The Snapdragon 808 does not disappoint. Paired with 3GB of RAM, maybe it’s not quite as fast as rival flagship devices, but in real world use, you will not notice a difference. In fact, because of the Moto X’s slimmed down version of Android, it feels faster than some flagships. Games are quick and crisp, apps load instantly, and web browsing is no issue. As far as performance goes, you cannot ask for more at this price range.
Motorola has made a big deal out of the Moto X Pure Edition’s camera this year. Let’s be honest here: In the past, Moto’s phones have had horrible cameras. Thankfully, that has changed.
The 21-megapixel camera on the Moto X Pure Edition is much better than previous Motorola devices. Since humans tend to truly understanding things only by putting them in perspective, let’s do just that.
Compared to the similarly priced phones, I’d say the Moto X Pure Edition’s camera is a little better than the average phone. Compared to flagship devices, things do fall apart a bit. But don’t get me wrong, it’s still a great camera. It’s quick to capture, images are generally crisp and detailed with accurate colors, and it handles low-light impressively well.
The front-facing camera is nice as well, and the front-facing flash is cool, I guess. It’s a nice enough feature, but I can’t possibly ever see myself using it.
Most everything you need to know about a camera can be told through sample shots. You’ll find those below. As for what you can’t glean from sample images and videos, just know taking pictures with Motorola’s camera app is nice. Better than a lot of Android phones, in fact.

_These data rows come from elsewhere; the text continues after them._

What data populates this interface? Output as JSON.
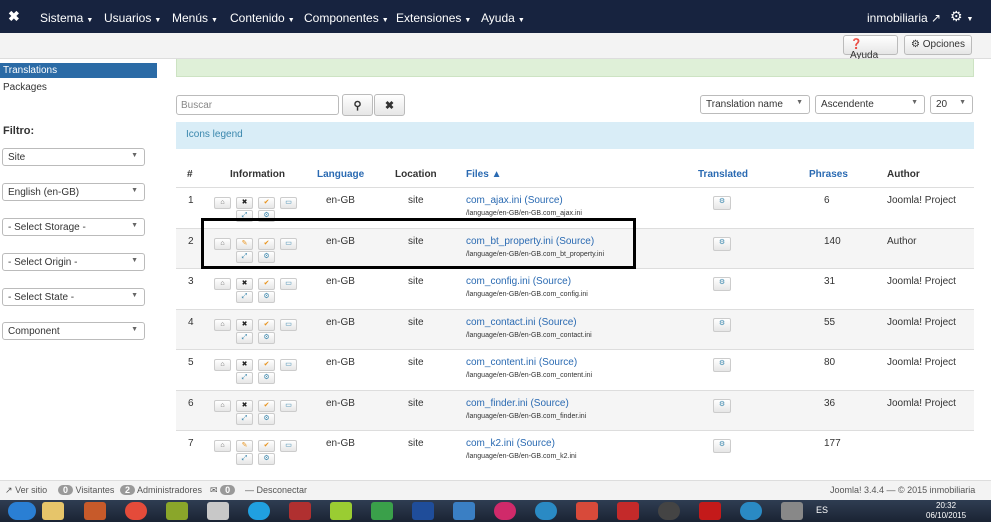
{
  "topbar": {
    "logo": "✖",
    "menus": [
      {
        "label": "Sistema"
      },
      {
        "label": "Usuarios"
      },
      {
        "label": "Menús"
      },
      {
        "label": "Contenido"
      },
      {
        "label": "Componentes"
      },
      {
        "label": "Extensiones"
      },
      {
        "label": "Ayuda"
      }
    ],
    "user": "inmobiliaria",
    "settings_icon": "gear-icon"
  },
  "toolbar": {
    "help_label": "Ayuda",
    "options_label": "Opciones"
  },
  "sidebar": {
    "items": [
      {
        "label": "Translations",
        "active": true
      },
      {
        "label": "Packages"
      }
    ],
    "filter_title": "Filtro:",
    "filters": [
      "Site",
      "English (en-GB)",
      "- Select Storage -",
      "- Select Origin -",
      "- Select State -",
      "Component"
    ]
  },
  "search": {
    "placeholder": "Buscar"
  },
  "sort": {
    "field": "Translation name",
    "direction": "Ascendente",
    "limit": "20"
  },
  "legend": {
    "label": "Icons legend"
  },
  "table": {
    "headers": {
      "num": "#",
      "information": "Information",
      "language": "Language",
      "location": "Location",
      "files": "Files ▲",
      "translated": "Translated",
      "phrases": "Phrases",
      "author": "Author"
    },
    "rows": [
      {
        "num": "1",
        "language": "en-GB",
        "location": "site",
        "file": "com_ajax.ini (Source)",
        "path": "/language/en-GB/en-GB.com_ajax.ini",
        "phrases": "6",
        "author": "Joomla! Project"
      },
      {
        "num": "2",
        "language": "en-GB",
        "location": "site",
        "file": "com_bt_property.ini (Source)",
        "path": "/language/en-GB/en-GB.com_bt_property.ini",
        "phrases": "140",
        "author": "Author"
      },
      {
        "num": "3",
        "language": "en-GB",
        "location": "site",
        "file": "com_config.ini (Source)",
        "path": "/language/en-GB/en-GB.com_config.ini",
        "phrases": "31",
        "author": "Joomla! Project"
      },
      {
        "num": "4",
        "language": "en-GB",
        "location": "site",
        "file": "com_contact.ini (Source)",
        "path": "/language/en-GB/en-GB.com_contact.ini",
        "phrases": "55",
        "author": "Joomla! Project"
      },
      {
        "num": "5",
        "language": "en-GB",
        "location": "site",
        "file": "com_content.ini (Source)",
        "path": "/language/en-GB/en-GB.com_content.ini",
        "phrases": "80",
        "author": "Joomla! Project"
      },
      {
        "num": "6",
        "language": "en-GB",
        "location": "site",
        "file": "com_finder.ini (Source)",
        "path": "/language/en-GB/en-GB.com_finder.ini",
        "phrases": "36",
        "author": "Joomla! Project"
      },
      {
        "num": "7",
        "language": "en-GB",
        "location": "site",
        "file": "com_k2.ini (Source)",
        "path": "/language/en-GB/en-GB.com_k2.ini",
        "phrases": "177",
        "author": ""
      }
    ]
  },
  "statusbar": {
    "view_site": "Ver sitio",
    "visitors_count": "0",
    "visitors_label": "Visitantes",
    "admins_count": "2",
    "admins_label": "Administradores",
    "messages_count": "0",
    "logout": "Desconectar",
    "footer": "Joomla! 3.4.4 — © 2015 inmobiliaria"
  },
  "taskbar": {
    "lang": "ES",
    "time": "20:32",
    "date": "06/10/2015"
  }
}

The final verdict on the Moto X Pure Edition’s camera comes down to this: The relative quality combined with ease of use makes it one of the better cameras you can get on an Android phone. Really. Some people will prefer pure image quality, but once images hit Instagram and Facebook, it really doesn’t matter all that much.
Motorola has been winning hearts for a long time now with its approach to simply leaving Android alone. Yet again, that has not changed. You get stock Lollipop with the Moto X Pure Edition, plain and simple. There are very few additions, and much like with previous Moto devices, they do nothing but improve the user experience.

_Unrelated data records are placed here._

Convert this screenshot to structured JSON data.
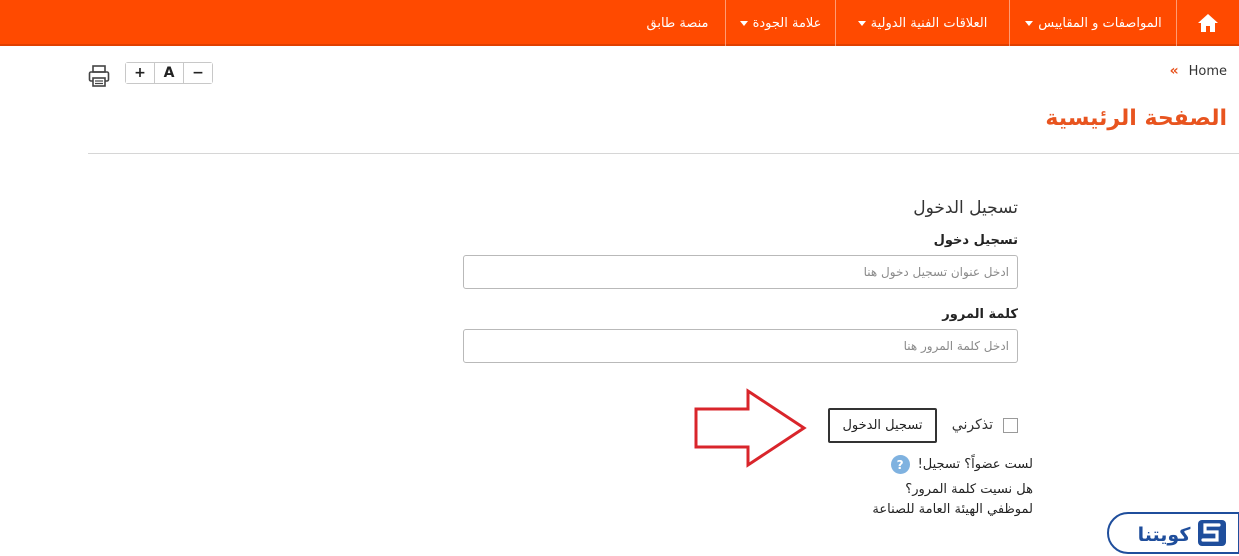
{
  "nav": {
    "items": [
      {
        "label": "المواصفات و المقاييس",
        "dropdown": true
      },
      {
        "label": "العلاقات الفنية الدولية",
        "dropdown": true
      },
      {
        "label": "علامة الجودة",
        "dropdown": true
      },
      {
        "label": "منصة طابق",
        "dropdown": false
      }
    ],
    "home_icon": "home-icon",
    "background": "#ff4a00"
  },
  "breadcrumb": {
    "home": "Home",
    "separator": "«"
  },
  "toolbar": {
    "print_icon": "printer-icon",
    "font_increase": "+",
    "font_reset": "A",
    "font_decrease": "−"
  },
  "page": {
    "title": "الصفحة الرئيسية",
    "title_color": "#e8541f"
  },
  "form": {
    "heading": "تسجيل الدخول",
    "username_label": "تسجيل دخول",
    "username_placeholder": "ادخل عنوان تسجيل دخول هنا",
    "password_label": "كلمة المرور",
    "password_placeholder": "ادخل كلمة المرور هنا",
    "remember_label": "تذكرني",
    "submit_label": "تسجيل الدخول"
  },
  "links": {
    "register": "لست عضواً؟ تسجيل!",
    "forgot": "هل نسيت كلمة المرور؟",
    "employees": "لموظفي الهيئة العامة للصناعة"
  },
  "logo": {
    "text": "كويتنا"
  }
}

Let’s start with the lock screen, or Moto Display. There are sensors on the front of the Moto X that allow you to wave your hand over the device to see what kind of notifications you have waiting. If you get a Gmail message, for example, there will be a Gmail icon in the middle of the display. You can hold own on that icon and swipe up to go directly to that notification.
Then there’s Moto Voice. Think of Moto Voice as an enhanced, customizable Google Now. Which actually gets a huge helping hand from Google Now. Moto Voice makes Google Now even more of a virtual assistant. It’s great.

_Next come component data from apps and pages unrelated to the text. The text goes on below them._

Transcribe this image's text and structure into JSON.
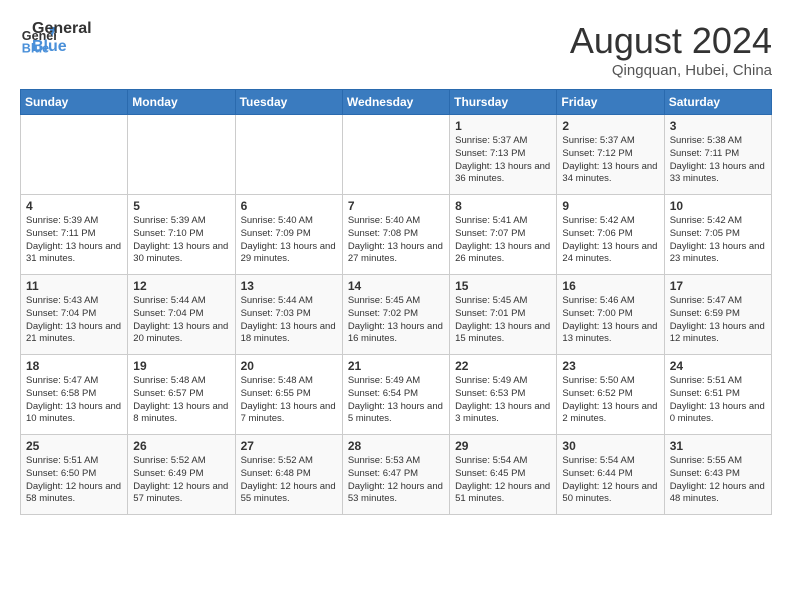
{
  "logo": {
    "line1": "General",
    "line2": "Blue"
  },
  "title": "August 2024",
  "subtitle": "Qingquan, Hubei, China",
  "days_of_week": [
    "Sunday",
    "Monday",
    "Tuesday",
    "Wednesday",
    "Thursday",
    "Friday",
    "Saturday"
  ],
  "weeks": [
    [
      {
        "day": "",
        "info": ""
      },
      {
        "day": "",
        "info": ""
      },
      {
        "day": "",
        "info": ""
      },
      {
        "day": "",
        "info": ""
      },
      {
        "day": "1",
        "info": "Sunrise: 5:37 AM\nSunset: 7:13 PM\nDaylight: 13 hours\nand 36 minutes."
      },
      {
        "day": "2",
        "info": "Sunrise: 5:37 AM\nSunset: 7:12 PM\nDaylight: 13 hours\nand 34 minutes."
      },
      {
        "day": "3",
        "info": "Sunrise: 5:38 AM\nSunset: 7:11 PM\nDaylight: 13 hours\nand 33 minutes."
      }
    ],
    [
      {
        "day": "4",
        "info": "Sunrise: 5:39 AM\nSunset: 7:11 PM\nDaylight: 13 hours\nand 31 minutes."
      },
      {
        "day": "5",
        "info": "Sunrise: 5:39 AM\nSunset: 7:10 PM\nDaylight: 13 hours\nand 30 minutes."
      },
      {
        "day": "6",
        "info": "Sunrise: 5:40 AM\nSunset: 7:09 PM\nDaylight: 13 hours\nand 29 minutes."
      },
      {
        "day": "7",
        "info": "Sunrise: 5:40 AM\nSunset: 7:08 PM\nDaylight: 13 hours\nand 27 minutes."
      },
      {
        "day": "8",
        "info": "Sunrise: 5:41 AM\nSunset: 7:07 PM\nDaylight: 13 hours\nand 26 minutes."
      },
      {
        "day": "9",
        "info": "Sunrise: 5:42 AM\nSunset: 7:06 PM\nDaylight: 13 hours\nand 24 minutes."
      },
      {
        "day": "10",
        "info": "Sunrise: 5:42 AM\nSunset: 7:05 PM\nDaylight: 13 hours\nand 23 minutes."
      }
    ],
    [
      {
        "day": "11",
        "info": "Sunrise: 5:43 AM\nSunset: 7:04 PM\nDaylight: 13 hours\nand 21 minutes."
      },
      {
        "day": "12",
        "info": "Sunrise: 5:44 AM\nSunset: 7:04 PM\nDaylight: 13 hours\nand 20 minutes."
      },
      {
        "day": "13",
        "info": "Sunrise: 5:44 AM\nSunset: 7:03 PM\nDaylight: 13 hours\nand 18 minutes."
      },
      {
        "day": "14",
        "info": "Sunrise: 5:45 AM\nSunset: 7:02 PM\nDaylight: 13 hours\nand 16 minutes."
      },
      {
        "day": "15",
        "info": "Sunrise: 5:45 AM\nSunset: 7:01 PM\nDaylight: 13 hours\nand 15 minutes."
      },
      {
        "day": "16",
        "info": "Sunrise: 5:46 AM\nSunset: 7:00 PM\nDaylight: 13 hours\nand 13 minutes."
      },
      {
        "day": "17",
        "info": "Sunrise: 5:47 AM\nSunset: 6:59 PM\nDaylight: 13 hours\nand 12 minutes."
      }
    ],
    [
      {
        "day": "18",
        "info": "Sunrise: 5:47 AM\nSunset: 6:58 PM\nDaylight: 13 hours\nand 10 minutes."
      },
      {
        "day": "19",
        "info": "Sunrise: 5:48 AM\nSunset: 6:57 PM\nDaylight: 13 hours\nand 8 minutes."
      },
      {
        "day": "20",
        "info": "Sunrise: 5:48 AM\nSunset: 6:55 PM\nDaylight: 13 hours\nand 7 minutes."
      },
      {
        "day": "21",
        "info": "Sunrise: 5:49 AM\nSunset: 6:54 PM\nDaylight: 13 hours\nand 5 minutes."
      },
      {
        "day": "22",
        "info": "Sunrise: 5:49 AM\nSunset: 6:53 PM\nDaylight: 13 hours\nand 3 minutes."
      },
      {
        "day": "23",
        "info": "Sunrise: 5:50 AM\nSunset: 6:52 PM\nDaylight: 13 hours\nand 2 minutes."
      },
      {
        "day": "24",
        "info": "Sunrise: 5:51 AM\nSunset: 6:51 PM\nDaylight: 13 hours\nand 0 minutes."
      }
    ],
    [
      {
        "day": "25",
        "info": "Sunrise: 5:51 AM\nSunset: 6:50 PM\nDaylight: 12 hours\nand 58 minutes."
      },
      {
        "day": "26",
        "info": "Sunrise: 5:52 AM\nSunset: 6:49 PM\nDaylight: 12 hours\nand 57 minutes."
      },
      {
        "day": "27",
        "info": "Sunrise: 5:52 AM\nSunset: 6:48 PM\nDaylight: 12 hours\nand 55 minutes."
      },
      {
        "day": "28",
        "info": "Sunrise: 5:53 AM\nSunset: 6:47 PM\nDaylight: 12 hours\nand 53 minutes."
      },
      {
        "day": "29",
        "info": "Sunrise: 5:54 AM\nSunset: 6:45 PM\nDaylight: 12 hours\nand 51 minutes."
      },
      {
        "day": "30",
        "info": "Sunrise: 5:54 AM\nSunset: 6:44 PM\nDaylight: 12 hours\nand 50 minutes."
      },
      {
        "day": "31",
        "info": "Sunrise: 5:55 AM\nSunset: 6:43 PM\nDaylight: 12 hours\nand 48 minutes."
      }
    ]
  ]
}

Motorola Connect is a Moto-provided app for managing connected devices, Migrate will help you set up a new Moto phone without much hassle, and the Moto app lets you control them all.
I like to think the software running on the Moto X Pure Edition is what Google really envisioned for Android. It’s pure Android and it really takes advantage of the services Google has to offer. But it also differentiates itself without ruining the core Android experience. Updates from Moto are always quick because there’s not much to change when the latest version of Android comes down from Google, and because they don’t have to bend to any carrier’s will.
If you value clean, fast software that really lets a device shine, the Moto X Pure Edition will win you over.
It’s getting harder and harder to recommend a $650-$800 phone when devices like the Moto X Pure Edition are so good at a substantially lower price. In fact, I think I’m officially done, because the Moto X Pure is an absolutely terrific phone for $399. It’s the best you can buy in that price range. But even if you were to compare all Android phones available today, I’d still say the Moto X is the way to go. It features the best balance of cost, hardware, and software on the market today. Motorola really hit a home run the the Moto X Pure.